Bronze vessels are precious works of traditional Chinese art but, owing to their academic importance and the difficulties of preservation, few can collect them. Because it is not easy to gain access to this art form, for centuries, enthusiasts have tried different techniques and methods attempting to reproduce the images of bronze vessels on paper. The earliest attempts to document such pieces on paper were mainly sketch drawings and rubbings. After the Ch'ien-chia period of the Ch’ing Dynasty (1736~1820 A.D.), a brass-rubbing technique that could transmit the entire shape of a bronze relic was developed. This technique, called “bronze image rubbing” (Ch’üan-hsing-t’a), was the most effective way to document the images of vessels before photography was used for bronze relic photo-shooting. In recent times, photography and other modern technologies have made it possible to document the images on film and through multimedia to represent 3D images of bronzes. All these techniques allow us to observe bronze vessels closely, and experience their magnificence and beauty.

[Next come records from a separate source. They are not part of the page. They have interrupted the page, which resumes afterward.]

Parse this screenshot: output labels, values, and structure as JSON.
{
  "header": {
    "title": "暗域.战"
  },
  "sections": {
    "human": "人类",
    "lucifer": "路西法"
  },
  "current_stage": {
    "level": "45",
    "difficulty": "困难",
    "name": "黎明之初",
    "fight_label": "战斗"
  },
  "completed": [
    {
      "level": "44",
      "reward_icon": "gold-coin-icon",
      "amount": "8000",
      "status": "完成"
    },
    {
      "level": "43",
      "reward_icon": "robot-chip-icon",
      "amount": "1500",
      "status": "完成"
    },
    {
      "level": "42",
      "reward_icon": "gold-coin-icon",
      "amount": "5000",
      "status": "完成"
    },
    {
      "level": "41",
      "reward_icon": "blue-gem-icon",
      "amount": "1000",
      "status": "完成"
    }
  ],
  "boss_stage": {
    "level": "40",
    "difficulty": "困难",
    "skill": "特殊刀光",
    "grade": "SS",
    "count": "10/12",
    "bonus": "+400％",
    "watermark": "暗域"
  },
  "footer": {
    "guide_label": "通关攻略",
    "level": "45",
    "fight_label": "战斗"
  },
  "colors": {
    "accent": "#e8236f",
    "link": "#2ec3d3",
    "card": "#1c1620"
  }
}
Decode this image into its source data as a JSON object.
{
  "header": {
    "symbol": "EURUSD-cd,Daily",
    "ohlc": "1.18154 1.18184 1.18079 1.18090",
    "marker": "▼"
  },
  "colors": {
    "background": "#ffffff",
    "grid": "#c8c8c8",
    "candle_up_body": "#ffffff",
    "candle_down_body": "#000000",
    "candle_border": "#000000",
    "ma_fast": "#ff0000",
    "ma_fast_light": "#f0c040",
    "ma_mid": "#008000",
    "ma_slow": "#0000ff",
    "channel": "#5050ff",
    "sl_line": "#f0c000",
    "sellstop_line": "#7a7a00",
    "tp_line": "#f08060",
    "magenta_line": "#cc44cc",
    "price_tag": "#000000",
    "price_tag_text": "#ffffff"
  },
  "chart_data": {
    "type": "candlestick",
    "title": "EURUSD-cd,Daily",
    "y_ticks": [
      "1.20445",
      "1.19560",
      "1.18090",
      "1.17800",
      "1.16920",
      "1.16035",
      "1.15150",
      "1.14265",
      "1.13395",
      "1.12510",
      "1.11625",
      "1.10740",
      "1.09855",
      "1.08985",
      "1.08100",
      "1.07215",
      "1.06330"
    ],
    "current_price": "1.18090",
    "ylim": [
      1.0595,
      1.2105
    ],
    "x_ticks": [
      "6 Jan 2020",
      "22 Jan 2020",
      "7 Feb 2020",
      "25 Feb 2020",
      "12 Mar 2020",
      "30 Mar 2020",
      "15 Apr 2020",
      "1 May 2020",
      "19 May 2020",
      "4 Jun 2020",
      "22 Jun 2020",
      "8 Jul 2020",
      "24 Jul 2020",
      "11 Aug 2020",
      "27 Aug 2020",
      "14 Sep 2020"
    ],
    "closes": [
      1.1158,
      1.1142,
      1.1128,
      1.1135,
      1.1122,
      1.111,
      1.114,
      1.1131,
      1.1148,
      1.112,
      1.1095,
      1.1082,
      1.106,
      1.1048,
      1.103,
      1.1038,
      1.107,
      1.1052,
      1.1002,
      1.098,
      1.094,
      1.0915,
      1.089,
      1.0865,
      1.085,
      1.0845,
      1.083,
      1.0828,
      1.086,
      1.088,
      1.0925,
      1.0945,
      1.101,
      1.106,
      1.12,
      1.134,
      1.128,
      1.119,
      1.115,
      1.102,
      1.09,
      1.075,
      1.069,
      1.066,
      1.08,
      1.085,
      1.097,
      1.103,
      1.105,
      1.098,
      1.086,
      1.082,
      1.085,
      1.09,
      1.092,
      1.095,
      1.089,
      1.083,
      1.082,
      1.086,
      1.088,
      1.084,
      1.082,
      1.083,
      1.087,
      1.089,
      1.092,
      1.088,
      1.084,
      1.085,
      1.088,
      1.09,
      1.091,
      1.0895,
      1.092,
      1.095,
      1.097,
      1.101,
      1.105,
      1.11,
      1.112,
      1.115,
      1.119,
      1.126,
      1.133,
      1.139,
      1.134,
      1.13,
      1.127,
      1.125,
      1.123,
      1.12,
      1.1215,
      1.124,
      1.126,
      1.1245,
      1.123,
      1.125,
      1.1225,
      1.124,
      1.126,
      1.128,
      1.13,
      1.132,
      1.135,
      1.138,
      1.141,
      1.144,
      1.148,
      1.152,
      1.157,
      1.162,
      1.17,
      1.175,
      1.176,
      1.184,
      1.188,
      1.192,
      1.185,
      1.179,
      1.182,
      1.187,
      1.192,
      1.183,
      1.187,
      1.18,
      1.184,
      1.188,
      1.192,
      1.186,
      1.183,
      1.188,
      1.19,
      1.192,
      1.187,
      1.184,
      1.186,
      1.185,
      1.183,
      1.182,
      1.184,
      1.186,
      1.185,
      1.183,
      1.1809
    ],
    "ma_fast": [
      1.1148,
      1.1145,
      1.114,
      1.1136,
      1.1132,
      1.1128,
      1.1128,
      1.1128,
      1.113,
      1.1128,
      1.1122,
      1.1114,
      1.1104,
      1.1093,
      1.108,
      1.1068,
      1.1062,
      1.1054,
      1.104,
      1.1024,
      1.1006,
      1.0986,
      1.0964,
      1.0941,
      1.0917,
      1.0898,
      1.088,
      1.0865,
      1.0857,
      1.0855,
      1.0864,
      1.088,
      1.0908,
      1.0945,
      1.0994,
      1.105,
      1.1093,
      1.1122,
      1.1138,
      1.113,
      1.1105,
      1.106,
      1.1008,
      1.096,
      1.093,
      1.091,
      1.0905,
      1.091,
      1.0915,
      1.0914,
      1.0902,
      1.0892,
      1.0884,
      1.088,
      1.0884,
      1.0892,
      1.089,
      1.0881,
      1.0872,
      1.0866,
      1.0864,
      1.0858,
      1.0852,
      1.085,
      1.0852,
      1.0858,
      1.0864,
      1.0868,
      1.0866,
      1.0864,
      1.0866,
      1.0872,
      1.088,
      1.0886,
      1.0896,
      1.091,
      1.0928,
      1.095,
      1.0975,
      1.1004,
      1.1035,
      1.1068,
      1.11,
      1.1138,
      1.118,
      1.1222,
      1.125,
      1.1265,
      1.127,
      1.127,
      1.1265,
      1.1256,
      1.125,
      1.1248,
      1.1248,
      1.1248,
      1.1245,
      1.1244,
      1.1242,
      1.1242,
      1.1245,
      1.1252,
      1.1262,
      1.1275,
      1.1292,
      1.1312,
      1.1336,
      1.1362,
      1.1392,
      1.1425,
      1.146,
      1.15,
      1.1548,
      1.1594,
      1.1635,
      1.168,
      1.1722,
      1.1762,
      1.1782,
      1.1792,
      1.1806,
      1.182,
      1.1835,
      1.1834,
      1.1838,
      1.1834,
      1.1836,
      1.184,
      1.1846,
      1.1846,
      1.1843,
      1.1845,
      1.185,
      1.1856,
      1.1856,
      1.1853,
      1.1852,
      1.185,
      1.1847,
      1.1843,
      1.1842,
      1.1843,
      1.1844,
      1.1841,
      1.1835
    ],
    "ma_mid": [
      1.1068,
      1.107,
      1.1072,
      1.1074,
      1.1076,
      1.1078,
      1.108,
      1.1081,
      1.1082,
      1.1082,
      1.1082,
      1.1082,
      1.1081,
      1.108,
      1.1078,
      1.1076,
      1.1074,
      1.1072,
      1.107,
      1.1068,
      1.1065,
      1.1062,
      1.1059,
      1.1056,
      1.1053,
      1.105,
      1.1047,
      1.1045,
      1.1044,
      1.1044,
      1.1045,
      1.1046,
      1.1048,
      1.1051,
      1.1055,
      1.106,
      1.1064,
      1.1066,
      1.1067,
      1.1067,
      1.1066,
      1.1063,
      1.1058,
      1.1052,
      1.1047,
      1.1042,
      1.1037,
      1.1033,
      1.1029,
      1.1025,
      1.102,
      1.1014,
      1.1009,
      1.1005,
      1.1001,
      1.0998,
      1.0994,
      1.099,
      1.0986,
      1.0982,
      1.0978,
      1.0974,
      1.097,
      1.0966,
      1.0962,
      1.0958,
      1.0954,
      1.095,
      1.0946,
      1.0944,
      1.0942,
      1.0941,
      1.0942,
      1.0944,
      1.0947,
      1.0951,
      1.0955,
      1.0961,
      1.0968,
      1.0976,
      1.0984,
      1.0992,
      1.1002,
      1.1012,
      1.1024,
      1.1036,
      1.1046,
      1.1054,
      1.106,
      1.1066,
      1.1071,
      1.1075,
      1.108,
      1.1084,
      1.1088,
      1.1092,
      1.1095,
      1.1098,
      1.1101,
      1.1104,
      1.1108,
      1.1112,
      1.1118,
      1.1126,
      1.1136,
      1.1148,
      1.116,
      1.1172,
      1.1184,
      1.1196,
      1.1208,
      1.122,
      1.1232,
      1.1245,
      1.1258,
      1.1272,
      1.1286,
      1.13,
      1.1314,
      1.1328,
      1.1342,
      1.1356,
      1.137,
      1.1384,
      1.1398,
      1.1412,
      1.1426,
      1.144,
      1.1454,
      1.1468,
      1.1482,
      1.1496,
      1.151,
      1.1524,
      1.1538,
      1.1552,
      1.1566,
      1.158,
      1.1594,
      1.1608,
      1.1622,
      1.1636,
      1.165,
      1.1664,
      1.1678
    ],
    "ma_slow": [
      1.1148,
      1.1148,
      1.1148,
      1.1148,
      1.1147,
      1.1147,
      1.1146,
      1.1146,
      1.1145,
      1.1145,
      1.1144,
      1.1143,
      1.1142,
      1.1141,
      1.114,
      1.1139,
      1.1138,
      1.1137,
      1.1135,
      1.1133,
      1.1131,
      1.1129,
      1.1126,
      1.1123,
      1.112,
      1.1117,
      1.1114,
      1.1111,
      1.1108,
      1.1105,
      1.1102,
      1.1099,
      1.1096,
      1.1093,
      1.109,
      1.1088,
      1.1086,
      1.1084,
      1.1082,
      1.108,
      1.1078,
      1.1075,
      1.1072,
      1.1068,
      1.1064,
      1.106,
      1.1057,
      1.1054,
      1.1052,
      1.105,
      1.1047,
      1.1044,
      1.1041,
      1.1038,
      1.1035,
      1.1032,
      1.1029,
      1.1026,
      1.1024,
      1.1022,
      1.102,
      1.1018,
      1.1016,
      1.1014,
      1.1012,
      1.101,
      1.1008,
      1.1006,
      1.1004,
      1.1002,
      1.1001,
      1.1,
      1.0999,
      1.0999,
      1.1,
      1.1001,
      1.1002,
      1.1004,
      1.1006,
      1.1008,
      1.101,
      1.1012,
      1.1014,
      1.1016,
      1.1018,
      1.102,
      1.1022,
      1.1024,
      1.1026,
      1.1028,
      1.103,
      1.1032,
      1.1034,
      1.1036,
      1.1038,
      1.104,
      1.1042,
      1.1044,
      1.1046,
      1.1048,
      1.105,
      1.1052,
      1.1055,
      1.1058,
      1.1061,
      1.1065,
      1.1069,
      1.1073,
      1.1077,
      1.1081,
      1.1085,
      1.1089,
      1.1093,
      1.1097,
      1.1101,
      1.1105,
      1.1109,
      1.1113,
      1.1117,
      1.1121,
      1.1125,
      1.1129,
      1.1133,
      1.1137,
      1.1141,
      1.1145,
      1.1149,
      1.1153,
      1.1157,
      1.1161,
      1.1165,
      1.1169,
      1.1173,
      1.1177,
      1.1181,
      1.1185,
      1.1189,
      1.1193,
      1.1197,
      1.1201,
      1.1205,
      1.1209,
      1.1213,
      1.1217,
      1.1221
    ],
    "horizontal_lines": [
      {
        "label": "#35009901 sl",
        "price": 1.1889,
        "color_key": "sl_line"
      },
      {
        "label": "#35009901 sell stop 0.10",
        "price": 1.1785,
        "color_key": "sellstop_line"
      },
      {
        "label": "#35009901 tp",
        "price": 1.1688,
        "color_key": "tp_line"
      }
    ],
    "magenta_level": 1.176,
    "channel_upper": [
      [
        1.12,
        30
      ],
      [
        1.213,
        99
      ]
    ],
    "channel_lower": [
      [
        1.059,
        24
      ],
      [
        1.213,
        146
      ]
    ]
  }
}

This exhibition displays bronze image rubbings along with photographs of the original vessels. Our purpose is to allow the audience to compare different methods of representing a vessel, to observe bronze vessels through different angles to examine these treasures in detail through photographs, and to learn how to appreciate bronze image rubbings as an art form.